The art of practical photography has been around for 176 years. Coined by Sir John Herschel in 1839, the word “photography” simply means “drawing with light”.
With that in mind, I wanted to write a three part series all about light, and how to use it to record incredible moments in the bush. The exposure triangle, and all the theories that go with it, can be incredibly daunting for new photographers. As I mentioned in my last blog, whether you are a seasoned professional or brand new to photography, these are fundamental principles that we all need to know and understand to get the best out of our photography. As with anything that requires skill and knowledge, photography is about virtuosity- being able to do the common uncommonly well.
Without giving your brain a workout, and going into too much detail, the DSLR cameras today work by using an array of millions of tiny cavities called “photosites” to collect the information that is coming thought the lens. In a nutshell, this information is a record of the light that the lens has captured- the shades and tones, the brightness and darkness, and the different colours. That’s all the technical stuff out the way.
As photographers, we practice the art of capturing moments (the moments that we draw with light). When taking photographs in the field, we want to ensure that what we are recording is what we saw through our own eyes- thus accurately representing the moment that stirred us to take the photograph in the first place. In order to properly represent these moments, you need to understand the way that your camera records the light around you so that you can use it to your full advantage. The first, and possibly most important, thing to understand is aperture.
Aperture – Amount of light.
Before I go any further, I want you to link two words together forever in your mind: Aperture and pupil. An aperture is a hole or opening through which light travels- just like the pupil of your eye. The aperture opens and closes to increase or decrease the amount of light that your camera records.
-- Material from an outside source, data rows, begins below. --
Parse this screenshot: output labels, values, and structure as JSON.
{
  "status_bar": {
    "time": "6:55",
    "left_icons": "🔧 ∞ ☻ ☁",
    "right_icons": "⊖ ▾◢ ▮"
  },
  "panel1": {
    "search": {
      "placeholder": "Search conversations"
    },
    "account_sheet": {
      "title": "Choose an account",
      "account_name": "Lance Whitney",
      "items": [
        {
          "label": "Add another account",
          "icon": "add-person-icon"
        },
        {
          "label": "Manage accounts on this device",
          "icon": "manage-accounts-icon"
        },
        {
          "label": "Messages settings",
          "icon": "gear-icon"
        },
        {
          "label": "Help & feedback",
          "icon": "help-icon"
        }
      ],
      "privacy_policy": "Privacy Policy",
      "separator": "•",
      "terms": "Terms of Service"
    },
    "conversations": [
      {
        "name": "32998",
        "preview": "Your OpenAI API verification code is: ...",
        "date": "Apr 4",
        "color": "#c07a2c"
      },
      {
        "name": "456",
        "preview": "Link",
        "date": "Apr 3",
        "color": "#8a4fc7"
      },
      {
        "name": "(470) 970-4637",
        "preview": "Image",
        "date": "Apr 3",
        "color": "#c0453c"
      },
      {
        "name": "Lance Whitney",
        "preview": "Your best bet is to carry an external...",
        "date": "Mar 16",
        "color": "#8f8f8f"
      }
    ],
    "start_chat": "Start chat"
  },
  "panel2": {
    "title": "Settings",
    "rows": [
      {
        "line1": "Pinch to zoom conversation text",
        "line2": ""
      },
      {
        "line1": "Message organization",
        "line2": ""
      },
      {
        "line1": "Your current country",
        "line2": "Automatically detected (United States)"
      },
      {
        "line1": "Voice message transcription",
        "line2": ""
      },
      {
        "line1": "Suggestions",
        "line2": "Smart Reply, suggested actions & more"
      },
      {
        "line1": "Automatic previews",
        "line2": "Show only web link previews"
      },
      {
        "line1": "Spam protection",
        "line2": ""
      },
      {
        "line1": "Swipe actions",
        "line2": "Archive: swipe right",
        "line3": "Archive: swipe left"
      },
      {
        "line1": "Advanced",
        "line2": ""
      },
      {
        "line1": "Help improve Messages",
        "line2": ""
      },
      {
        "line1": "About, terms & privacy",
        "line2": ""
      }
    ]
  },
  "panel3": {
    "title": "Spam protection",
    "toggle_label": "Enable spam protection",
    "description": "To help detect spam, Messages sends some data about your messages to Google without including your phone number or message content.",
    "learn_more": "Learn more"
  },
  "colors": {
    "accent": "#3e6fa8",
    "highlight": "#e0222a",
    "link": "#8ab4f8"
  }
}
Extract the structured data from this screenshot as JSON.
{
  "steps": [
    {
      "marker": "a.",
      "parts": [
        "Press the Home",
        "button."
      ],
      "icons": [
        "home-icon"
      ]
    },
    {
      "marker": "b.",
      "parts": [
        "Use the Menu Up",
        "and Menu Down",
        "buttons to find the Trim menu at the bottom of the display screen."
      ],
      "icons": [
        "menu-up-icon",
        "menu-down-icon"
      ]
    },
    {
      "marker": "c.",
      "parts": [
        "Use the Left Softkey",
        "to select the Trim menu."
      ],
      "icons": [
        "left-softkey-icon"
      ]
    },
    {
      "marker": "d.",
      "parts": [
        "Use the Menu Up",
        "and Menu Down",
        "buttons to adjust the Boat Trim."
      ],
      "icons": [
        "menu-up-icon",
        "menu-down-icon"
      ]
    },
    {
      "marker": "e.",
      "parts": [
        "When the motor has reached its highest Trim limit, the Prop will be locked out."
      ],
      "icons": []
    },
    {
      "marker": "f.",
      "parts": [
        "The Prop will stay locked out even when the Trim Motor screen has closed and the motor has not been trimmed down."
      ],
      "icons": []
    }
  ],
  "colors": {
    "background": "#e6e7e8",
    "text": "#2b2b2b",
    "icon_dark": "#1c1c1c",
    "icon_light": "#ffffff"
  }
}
Again, think of your pupil dilating and constricting when you shine a torch into your eye.
F/stops and aperture
Again, without making your brain sweat unnecessarily, aperture is linked to a measurement called F-stops, which is a calculation based on the focal length and the diameter of the aperture at any one time. Simply put, f-stops (or more commonly recognized as f/n) are a way to understand how much light you are letting in at any one time in order to control it.
Here’s the important thing to remember about f-stop numbers (and something that has always been slightly counter-intuitive to me): The smaller the f/n number, the more light is being let in, and the larger the ‘pupil’ of the lens. The larger the f/n number, the less light and the smaller the ‘pupil’ of the lens.
Depth of field and aperture
OK, so you know that the aperture is the opening, or pupil, through which the light travels to the sensor. The amount of light is measured in f/stop numbers, and that a small f/stop represents a wide opening and a large f/stop represents a very small opening. The next relationship you need to know about is that of aperture and depth of field. Depth of field (or DOP for short) is the distance between the nearest and the furthest objects that appears acceptably sharp in an image. A shallow DOP will give that beautiful macro feel to a photograph, where there is a small amount of the image in focus and the rest is softly blurred in the background. A deep DOP will render an image where almost everything is in focus- typically a landscape or wide-angle shot. Manipulating the aperture is the easiest and most often utilized way to adjust DOP.
The most important thing you’ll need to remember is that a wide aperture (small f/stop number) will create the shallowest DOP as it lets in a large amount of light. On the other end of the spectrum, a large f/stop number will let in a much smaller amount of light, creating a deep DOP, allowing much more of the photograph to be in focus. This is typical of landscape photography, or wide-angle shots.
The effect of aperture on other parameters of light
The last thing I want to include in this post is that everything to do with the way we manipulate the light available to us is dependent on each other. If you go out and practice using your aperture priority setting on your camera to see how the various f/stops change the feel of your image, you will also need to keep in mind that shutter speed, and sometimes ISO, will be affected. But more on that in later posts.
For now, go and take a look at our most recent post on The Week in Pictures and notice the f/stop numbers that are referenced in each caption. You will see that the theory that I have touched on above has been put into practice. For even more information on this, and other aspects of wildlife photography, download our eBook here.
As always, practice makes perfect, so grab every opportunity that you have to play around with aperture, and learn from the various ways you can use the amount of light available to you to capture life around you.
Let me know in the comments below if you found this post useful, and if you have any other ideas you would like me to explore in future blog posts.